◆ **Task item**
The data must be written out once more, precisely as given.

Data about app and page elements
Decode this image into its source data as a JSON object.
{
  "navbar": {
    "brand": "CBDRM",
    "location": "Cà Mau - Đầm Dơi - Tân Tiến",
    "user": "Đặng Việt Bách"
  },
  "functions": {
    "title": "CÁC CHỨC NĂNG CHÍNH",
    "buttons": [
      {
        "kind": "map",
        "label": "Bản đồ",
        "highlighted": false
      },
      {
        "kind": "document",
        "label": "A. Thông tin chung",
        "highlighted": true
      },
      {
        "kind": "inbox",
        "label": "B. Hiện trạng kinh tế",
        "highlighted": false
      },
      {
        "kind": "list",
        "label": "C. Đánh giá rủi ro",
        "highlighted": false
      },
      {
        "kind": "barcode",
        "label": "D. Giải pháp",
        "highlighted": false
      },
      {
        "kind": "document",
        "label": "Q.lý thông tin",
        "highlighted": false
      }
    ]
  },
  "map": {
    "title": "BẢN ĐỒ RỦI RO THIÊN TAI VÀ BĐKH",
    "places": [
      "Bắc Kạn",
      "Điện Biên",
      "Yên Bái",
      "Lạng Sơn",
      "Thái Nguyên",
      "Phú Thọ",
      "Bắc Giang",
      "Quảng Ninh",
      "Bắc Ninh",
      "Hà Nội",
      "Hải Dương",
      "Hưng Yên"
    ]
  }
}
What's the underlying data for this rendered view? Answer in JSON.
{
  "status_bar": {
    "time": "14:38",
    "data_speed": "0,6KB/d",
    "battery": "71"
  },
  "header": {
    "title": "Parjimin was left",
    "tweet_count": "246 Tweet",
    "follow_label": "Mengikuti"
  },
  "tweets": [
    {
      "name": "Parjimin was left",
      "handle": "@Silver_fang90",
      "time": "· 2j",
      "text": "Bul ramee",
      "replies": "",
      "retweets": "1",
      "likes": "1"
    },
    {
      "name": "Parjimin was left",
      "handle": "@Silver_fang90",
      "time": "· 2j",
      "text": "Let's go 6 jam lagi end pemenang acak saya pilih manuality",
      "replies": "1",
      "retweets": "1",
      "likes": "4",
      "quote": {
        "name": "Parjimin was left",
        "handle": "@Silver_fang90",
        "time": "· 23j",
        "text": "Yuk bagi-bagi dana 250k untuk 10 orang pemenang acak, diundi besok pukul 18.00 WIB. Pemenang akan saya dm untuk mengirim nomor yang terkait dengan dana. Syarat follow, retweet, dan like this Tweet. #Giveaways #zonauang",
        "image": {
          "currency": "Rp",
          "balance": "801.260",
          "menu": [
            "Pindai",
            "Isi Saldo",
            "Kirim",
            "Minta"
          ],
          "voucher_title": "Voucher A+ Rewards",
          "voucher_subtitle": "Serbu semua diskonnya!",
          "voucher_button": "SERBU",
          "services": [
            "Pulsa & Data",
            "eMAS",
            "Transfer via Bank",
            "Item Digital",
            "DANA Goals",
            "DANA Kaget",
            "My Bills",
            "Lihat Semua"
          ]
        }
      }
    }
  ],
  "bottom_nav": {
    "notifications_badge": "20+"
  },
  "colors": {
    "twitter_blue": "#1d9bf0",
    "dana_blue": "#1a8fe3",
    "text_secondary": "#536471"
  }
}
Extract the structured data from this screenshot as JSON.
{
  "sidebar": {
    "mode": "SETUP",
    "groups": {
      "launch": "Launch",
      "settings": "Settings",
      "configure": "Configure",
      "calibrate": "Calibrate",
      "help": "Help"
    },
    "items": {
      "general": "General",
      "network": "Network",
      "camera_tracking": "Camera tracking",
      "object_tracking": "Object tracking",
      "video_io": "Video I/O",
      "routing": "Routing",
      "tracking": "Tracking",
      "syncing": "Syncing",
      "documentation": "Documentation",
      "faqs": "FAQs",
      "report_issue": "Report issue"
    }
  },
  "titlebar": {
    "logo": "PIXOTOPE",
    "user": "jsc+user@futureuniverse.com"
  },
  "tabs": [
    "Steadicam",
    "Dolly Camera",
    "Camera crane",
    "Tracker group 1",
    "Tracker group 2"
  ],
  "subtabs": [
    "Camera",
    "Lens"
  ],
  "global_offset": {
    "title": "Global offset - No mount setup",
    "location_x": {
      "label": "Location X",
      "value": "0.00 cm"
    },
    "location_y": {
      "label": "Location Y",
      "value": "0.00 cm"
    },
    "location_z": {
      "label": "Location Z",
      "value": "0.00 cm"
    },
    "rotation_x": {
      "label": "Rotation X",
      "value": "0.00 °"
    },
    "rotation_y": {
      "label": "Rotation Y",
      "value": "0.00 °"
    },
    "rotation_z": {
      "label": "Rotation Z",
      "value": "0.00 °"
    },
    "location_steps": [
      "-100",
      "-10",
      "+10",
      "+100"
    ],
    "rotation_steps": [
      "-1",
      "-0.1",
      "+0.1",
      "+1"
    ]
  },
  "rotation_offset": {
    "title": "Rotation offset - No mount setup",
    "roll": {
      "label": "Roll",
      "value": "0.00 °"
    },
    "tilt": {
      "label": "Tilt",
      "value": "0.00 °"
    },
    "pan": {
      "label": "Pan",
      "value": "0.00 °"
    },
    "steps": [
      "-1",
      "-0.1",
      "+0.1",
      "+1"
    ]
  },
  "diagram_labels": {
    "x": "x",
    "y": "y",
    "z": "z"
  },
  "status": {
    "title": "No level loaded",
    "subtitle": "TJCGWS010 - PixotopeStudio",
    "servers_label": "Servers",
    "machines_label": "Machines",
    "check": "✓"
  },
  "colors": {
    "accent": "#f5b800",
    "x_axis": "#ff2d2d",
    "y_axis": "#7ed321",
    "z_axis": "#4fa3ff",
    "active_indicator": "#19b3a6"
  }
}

◆ **Written response**
Decode this image into its source data as a JSON object.
{
  "navbar": {
    "brand": "CBDRM",
    "location": "Cà Mau - Đầm Dơi - Tân Tiến",
    "user": "Đặng Việt Bách"
  },
  "functions": {
    "title": "CÁC CHỨC NĂNG CHÍNH",
    "buttons": [
      {
        "kind": "map",
        "label": "Bản đồ",
        "highlighted": false
      },
      {
        "kind": "document",
        "label": "A. Thông tin chung",
        "highlighted": true
      },
      {
        "kind": "inbox",
        "label": "B. Hiện trạng kinh tế",
        "highlighted": false
      },
      {
        "kind": "list",
        "label": "C. Đánh giá rủi ro",
        "highlighted": false
      },
      {
        "kind": "barcode",
        "label": "D. Giải pháp",
        "highlighted": false
      },
      {
        "kind": "document",
        "label": "Q.lý thông tin",
        "highlighted": false
      }
    ]
  },
  "map": {
    "title": "BẢN ĐỒ RỦI RO THIÊN TAI VÀ BĐKH",
    "places": [
      "Bắc Kạn",
      "Điện Biên",
      "Yên Bái",
      "Lạng Sơn",
      "Thái Nguyên",
      "Phú Thọ",
      "Bắc Giang",
      "Quảng Ninh",
      "Bắc Ninh",
      "Hà Nội",
      "Hải Dương",
      "Hưng Yên"
    ]
  }
}
What's the underlying data for this rendered view? Answer in JSON.
{
  "status_bar": {
    "time": "14:38",
    "data_speed": "0,6KB/d",
    "battery": "71"
  },
  "header": {
    "title": "Parjimin was left",
    "tweet_count": "246 Tweet",
    "follow_label": "Mengikuti"
  },
  "tweets": [
    {
      "name": "Parjimin was left",
      "handle": "@Silver_fang90",
      "time": "· 2j",
      "text": "Bul ramee",
      "replies": "",
      "retweets": "1",
      "likes": "1"
    },
    {
      "name": "Parjimin was left",
      "handle": "@Silver_fang90",
      "time": "· 2j",
      "text": "Let's go 6 jam lagi end pemenang acak saya pilih manuality",
      "replies": "1",
      "retweets": "1",
      "likes": "4",
      "quote": {
        "name": "Parjimin was left",
        "handle": "@Silver_fang90",
        "time": "· 23j",
        "text": "Yuk bagi-bagi dana 250k untuk 10 orang pemenang acak, diundi besok pukul 18.00 WIB. Pemenang akan saya dm untuk mengirim nomor yang terkait dengan dana. Syarat follow, retweet, dan like this Tweet. #Giveaways #zonauang",
        "image": {
          "currency": "Rp",
          "balance": "801.260",
          "menu": [
            "Pindai",
            "Isi Saldo",
            "Kirim",
            "Minta"
          ],
          "voucher_title": "Voucher A+ Rewards",
          "voucher_subtitle": "Serbu semua diskonnya!",
          "voucher_button": "SERBU",
          "services": [
            "Pulsa & Data",
            "eMAS",
            "Transfer via Bank",
            "Item Digital",
            "DANA Goals",
            "DANA Kaget",
            "My Bills",
            "Lihat Semua"
          ]
        }
      }
    }
  ],
  "bottom_nav": {
    "notifications_badge": "20+"
  },
  "colors": {
    "twitter_blue": "#1d9bf0",
    "dana_blue": "#1a8fe3",
    "text_secondary": "#536471"
  }
}
Extract the structured data from this screenshot as JSON.
{
  "sidebar": {
    "mode": "SETUP",
    "groups": {
      "launch": "Launch",
      "settings": "Settings",
      "configure": "Configure",
      "calibrate": "Calibrate",
      "help": "Help"
    },
    "items": {
      "general": "General",
      "network": "Network",
      "camera_tracking": "Camera tracking",
      "object_tracking": "Object tracking",
      "video_io": "Video I/O",
      "routing": "Routing",
      "tracking": "Tracking",
      "syncing": "Syncing",
      "documentation": "Documentation",
      "faqs": "FAQs",
      "report_issue": "Report issue"
    }
  },
  "titlebar": {
    "logo": "PIXOTOPE",
    "user": "jsc+user@futureuniverse.com"
  },
  "tabs": [
    "Steadicam",
    "Dolly Camera",
    "Camera crane",
    "Tracker group 1",
    "Tracker group 2"
  ],
  "subtabs": [
    "Camera",
    "Lens"
  ],
  "global_offset": {
    "title": "Global offset - No mount setup",
    "location_x": {
      "label": "Location X",
      "value": "0.00 cm"
    },
    "location_y": {
      "label": "Location Y",
      "value": "0.00 cm"
    },
    "location_z": {
      "label": "Location Z",
      "value": "0.00 cm"
    },
    "rotation_x": {
      "label": "Rotation X",
      "value": "0.00 °"
    },
    "rotation_y": {
      "label": "Rotation Y",
      "value": "0.00 °"
    },
    "rotation_z": {
      "label": "Rotation Z",
      "value": "0.00 °"
    },
    "location_steps": [
      "-100",
      "-10",
      "+10",
      "+100"
    ],
    "rotation_steps": [
      "-1",
      "-0.1",
      "+0.1",
      "+1"
    ]
  },
  "rotation_offset": {
    "title": "Rotation offset - No mount setup",
    "roll": {
      "label": "Roll",
      "value": "0.00 °"
    },
    "tilt": {
      "label": "Tilt",
      "value": "0.00 °"
    },
    "pan": {
      "label": "Pan",
      "value": "0.00 °"
    },
    "steps": [
      "-1",
      "-0.1",
      "+0.1",
      "+1"
    ]
  },
  "diagram_labels": {
    "x": "x",
    "y": "y",
    "z": "z"
  },
  "status": {
    "title": "No level loaded",
    "subtitle": "TJCGWS010 - PixotopeStudio",
    "servers_label": "Servers",
    "machines_label": "Machines",
    "check": "✓"
  },
  "colors": {
    "accent": "#f5b800",
    "x_axis": "#ff2d2d",
    "y_axis": "#7ed321",
    "z_axis": "#4fa3ff",
    "active_indicator": "#19b3a6"
  }
}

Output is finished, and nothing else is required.